This summer I am opting to intensify my sour experience. Today I brewed the base beer for what will be a Kriek, a sour cherry-flavored ale; it is fermenting with White Labs “Belgian Sour Blend” (which contains a Brettanomyces strain, a wild Saccharomyces strain and some Lactobacillus just for fun) and an expired Wyeast Lambic Blend as well (a similar mix). In a couple months I will rack it onto a winemaker’s cherry puree and add some black cherry juice concentrate. Then I will exhibit a Belgian Monk’s patience and age it for a year before bottling it and another  couple of months before tasting it. So check back with me in about May of 2014 for the first results…

Additionally, I am planning to brew a true (well, almost) spontaneously-fermented ale in October. Talks with a few friends and a great article in the September 2012 issue of Brew Your Own convinced me that it was worth trying to see what I might be able to do with the ambient micro-flora and -fauna of my Tunbridge hilltop… so I reserved a small portion of the wort for this Kriek and set it out in a couple places to collect wild yeast etc. I will carefully select anything that seems to be fermenting on its own (and seems palatable!), build up a slurry and brew another similar beer in a couple months.  If nothing develops, well, I’ve wasted about a quart of wort. If, however, as I hope, I get a nice wild yeast sample, I may end up with a really interesting beer. Again, I won’t really know anything for a year and a half at best. Patience, grasshopper!

Smoky Creek Sour Ale – Belgian-style pseudo-lambic with fruit

5 gallons, all-grain


  • 5 lbs. Chateau Belgian Pilsner malt
  • 1 lb. Rahr white wheat malt
  • 1 lb. Rahr floor-malted wheat
  • 1 lb. Weyermann’s light wheat malt
  • 12 0z. Weyermann’s Oak-smoked wheat malt
  • 4 oz. Briess Cherrywood smoked malt
  • 1 lb. flaked wheat
  • 2 oz. 3-year old homegrown Chinook hops
  • White Labs Belgian Sour blend (WLP655)
  • Wyeast Lambic Blend (3278)
  • 8 oz. Knudsen’s Black Cherry juice concentrate
  • 3 lbs. Vintner’s Harvest Cherry Puree
  • 2/3 cup corn sugar (for priming)
  • 7 g dry ale yeast (any) for bottle conditioning

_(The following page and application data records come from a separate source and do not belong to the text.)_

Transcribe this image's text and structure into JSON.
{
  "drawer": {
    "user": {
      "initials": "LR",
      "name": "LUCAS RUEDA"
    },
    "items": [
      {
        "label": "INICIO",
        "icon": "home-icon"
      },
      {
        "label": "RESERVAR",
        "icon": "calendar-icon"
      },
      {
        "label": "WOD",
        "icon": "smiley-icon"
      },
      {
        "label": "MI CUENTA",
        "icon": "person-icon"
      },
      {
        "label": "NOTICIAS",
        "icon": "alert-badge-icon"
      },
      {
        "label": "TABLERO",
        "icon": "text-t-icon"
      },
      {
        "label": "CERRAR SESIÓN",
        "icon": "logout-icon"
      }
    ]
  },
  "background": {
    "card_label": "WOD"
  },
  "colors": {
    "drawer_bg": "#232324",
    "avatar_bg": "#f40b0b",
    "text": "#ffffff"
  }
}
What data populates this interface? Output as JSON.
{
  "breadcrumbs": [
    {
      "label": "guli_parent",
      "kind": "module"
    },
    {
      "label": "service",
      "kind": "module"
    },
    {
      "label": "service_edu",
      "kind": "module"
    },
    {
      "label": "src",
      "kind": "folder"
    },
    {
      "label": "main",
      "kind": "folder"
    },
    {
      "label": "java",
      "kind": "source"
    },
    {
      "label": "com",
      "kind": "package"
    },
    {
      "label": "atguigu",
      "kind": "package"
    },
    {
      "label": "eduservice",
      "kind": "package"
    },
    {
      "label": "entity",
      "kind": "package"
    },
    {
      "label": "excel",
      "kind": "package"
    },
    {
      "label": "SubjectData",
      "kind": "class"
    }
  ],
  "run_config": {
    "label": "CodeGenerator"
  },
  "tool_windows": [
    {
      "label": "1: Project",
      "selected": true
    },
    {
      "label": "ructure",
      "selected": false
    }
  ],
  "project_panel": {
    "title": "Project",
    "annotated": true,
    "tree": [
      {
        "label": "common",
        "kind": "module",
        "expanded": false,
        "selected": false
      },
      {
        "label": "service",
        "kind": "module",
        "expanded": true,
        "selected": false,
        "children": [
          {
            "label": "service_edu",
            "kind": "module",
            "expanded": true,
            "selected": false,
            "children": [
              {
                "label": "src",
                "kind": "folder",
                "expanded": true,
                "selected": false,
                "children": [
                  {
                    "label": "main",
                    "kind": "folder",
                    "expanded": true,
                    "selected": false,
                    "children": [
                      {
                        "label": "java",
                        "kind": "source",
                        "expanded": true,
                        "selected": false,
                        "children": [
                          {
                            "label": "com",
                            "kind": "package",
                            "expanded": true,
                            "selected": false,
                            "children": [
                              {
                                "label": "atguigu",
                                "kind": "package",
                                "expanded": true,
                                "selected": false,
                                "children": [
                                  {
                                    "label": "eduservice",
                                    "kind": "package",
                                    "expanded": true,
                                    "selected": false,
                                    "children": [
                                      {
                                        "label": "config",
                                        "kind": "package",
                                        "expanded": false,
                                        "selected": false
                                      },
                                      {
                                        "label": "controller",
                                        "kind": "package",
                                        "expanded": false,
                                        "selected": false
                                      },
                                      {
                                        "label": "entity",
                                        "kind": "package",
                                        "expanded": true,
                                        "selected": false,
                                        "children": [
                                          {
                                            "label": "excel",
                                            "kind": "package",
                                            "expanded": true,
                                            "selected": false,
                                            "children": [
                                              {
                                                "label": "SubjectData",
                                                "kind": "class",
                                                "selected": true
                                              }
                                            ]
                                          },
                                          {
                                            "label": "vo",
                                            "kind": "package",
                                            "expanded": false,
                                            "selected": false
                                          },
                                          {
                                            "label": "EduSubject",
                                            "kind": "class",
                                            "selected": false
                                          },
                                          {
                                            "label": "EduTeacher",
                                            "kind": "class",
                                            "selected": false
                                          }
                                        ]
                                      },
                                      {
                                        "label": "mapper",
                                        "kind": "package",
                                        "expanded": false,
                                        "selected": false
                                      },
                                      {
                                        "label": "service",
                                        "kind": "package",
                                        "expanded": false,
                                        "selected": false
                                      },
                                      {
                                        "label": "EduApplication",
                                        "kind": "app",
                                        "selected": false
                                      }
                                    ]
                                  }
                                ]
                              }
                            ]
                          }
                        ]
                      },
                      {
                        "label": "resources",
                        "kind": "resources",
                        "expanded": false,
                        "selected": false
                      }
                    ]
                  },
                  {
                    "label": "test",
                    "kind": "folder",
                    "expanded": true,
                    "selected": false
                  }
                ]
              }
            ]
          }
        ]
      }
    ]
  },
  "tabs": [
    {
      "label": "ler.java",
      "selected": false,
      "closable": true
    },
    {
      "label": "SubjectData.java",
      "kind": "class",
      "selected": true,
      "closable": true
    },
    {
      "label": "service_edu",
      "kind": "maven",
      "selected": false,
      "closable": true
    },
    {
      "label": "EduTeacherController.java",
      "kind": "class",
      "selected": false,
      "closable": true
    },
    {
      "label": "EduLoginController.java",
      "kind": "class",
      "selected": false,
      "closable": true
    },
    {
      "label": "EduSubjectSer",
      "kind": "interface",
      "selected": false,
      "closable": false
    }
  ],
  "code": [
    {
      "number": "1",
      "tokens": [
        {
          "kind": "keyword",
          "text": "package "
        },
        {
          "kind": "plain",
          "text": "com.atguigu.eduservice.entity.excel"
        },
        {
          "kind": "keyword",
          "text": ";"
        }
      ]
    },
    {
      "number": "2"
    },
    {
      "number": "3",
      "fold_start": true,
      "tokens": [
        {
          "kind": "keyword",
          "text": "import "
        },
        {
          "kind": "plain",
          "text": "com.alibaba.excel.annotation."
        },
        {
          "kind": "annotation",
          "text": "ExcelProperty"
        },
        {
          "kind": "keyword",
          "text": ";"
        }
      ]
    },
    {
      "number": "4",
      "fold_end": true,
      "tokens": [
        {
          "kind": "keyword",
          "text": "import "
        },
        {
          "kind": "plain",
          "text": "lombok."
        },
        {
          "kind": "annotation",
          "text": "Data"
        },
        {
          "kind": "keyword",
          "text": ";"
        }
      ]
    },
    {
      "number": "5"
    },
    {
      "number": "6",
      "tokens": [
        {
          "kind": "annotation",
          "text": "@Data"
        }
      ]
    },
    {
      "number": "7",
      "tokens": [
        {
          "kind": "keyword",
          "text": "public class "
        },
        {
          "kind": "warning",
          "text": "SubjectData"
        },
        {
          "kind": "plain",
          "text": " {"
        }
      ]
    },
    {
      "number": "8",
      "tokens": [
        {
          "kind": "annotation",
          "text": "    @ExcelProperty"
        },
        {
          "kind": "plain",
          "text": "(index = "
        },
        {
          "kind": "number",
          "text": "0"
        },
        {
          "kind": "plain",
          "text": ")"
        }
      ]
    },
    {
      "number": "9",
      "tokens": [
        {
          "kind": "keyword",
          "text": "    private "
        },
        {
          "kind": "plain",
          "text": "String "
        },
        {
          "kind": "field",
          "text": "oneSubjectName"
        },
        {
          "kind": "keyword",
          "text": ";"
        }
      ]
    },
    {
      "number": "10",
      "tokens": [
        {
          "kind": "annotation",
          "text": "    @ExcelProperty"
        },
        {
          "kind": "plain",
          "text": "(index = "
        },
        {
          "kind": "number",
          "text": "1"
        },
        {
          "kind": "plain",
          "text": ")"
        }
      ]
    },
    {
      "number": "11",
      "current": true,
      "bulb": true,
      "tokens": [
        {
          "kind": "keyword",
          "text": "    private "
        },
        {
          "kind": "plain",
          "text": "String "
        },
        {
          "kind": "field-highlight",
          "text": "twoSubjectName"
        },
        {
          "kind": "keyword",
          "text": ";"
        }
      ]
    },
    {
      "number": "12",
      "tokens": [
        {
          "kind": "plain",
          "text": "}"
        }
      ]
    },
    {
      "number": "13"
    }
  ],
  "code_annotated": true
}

Crush grains. Heat 15 quarts water to 164°F. Dough in grains (including the flaked wheat), hold 60 minutes at 152°F. Heat another 13 quarts water to 170°F. Begin runoff and sparge, collecting 26 quarts of sweet wort. Bring to a boil, add 2 oz. old hops, boil 60 minutes. Chill to 80°F, pour into a sanitized fermenter, splashing well to aerate. Take a hydrometer reading, pitch yeasts and seal. Ferment 6 – 8 weeks at 65 – 70°F. Put cherries and juice in a sanitized secondary fermenter (glass carboy, preferably) and rack beer onto the fruit. Age one year (yes, one year) – check airlock regularly to be sure it does not dry out. A week before bottling time, rack to a third fermenter to get beer off the fruit solids (to allow better clarification). To bottle, add corn sugar (boiled in a cup of water) and bottling yeast, bottle and cap. Condition cool (50°F) for 6 to 8 weeks.

OG: 1054

IBU’s: irrelevant

Notes on yeast, etc.: In the past I have always done similar beers by doing the primary fermentation with a Belgian ale yeast and added the Lambic cultures with the fruit in the secondary. This is a departure for me, intended to make a much more sour and funky beer. If you don’t like the really dry/sour classic Lambic style, you can substitute almost any Belgian ale yeast in the primary…

Note on hops: This is not a hop-flavored beer. The hops are present merely for their pH and preservative values. Old stale hops, 3 or 4 years old or more, are used and the variety really doesn’t matter.

Note on smoke: Curious about the presence of 2 lbs. of smoked malts? This comes from conversations, a couple of years ago, with my friend James, a blacksmith/sculptor/artist who enjoyed smoking his own meats and vegetables. We considered trying to cold-smoke some fruit for brewing, but never got around to it before he and his wife moved to Alabama. Not being adept at cold-smoking stuff, I decided to use the smoked malts in this beer to get an idea of what might have been…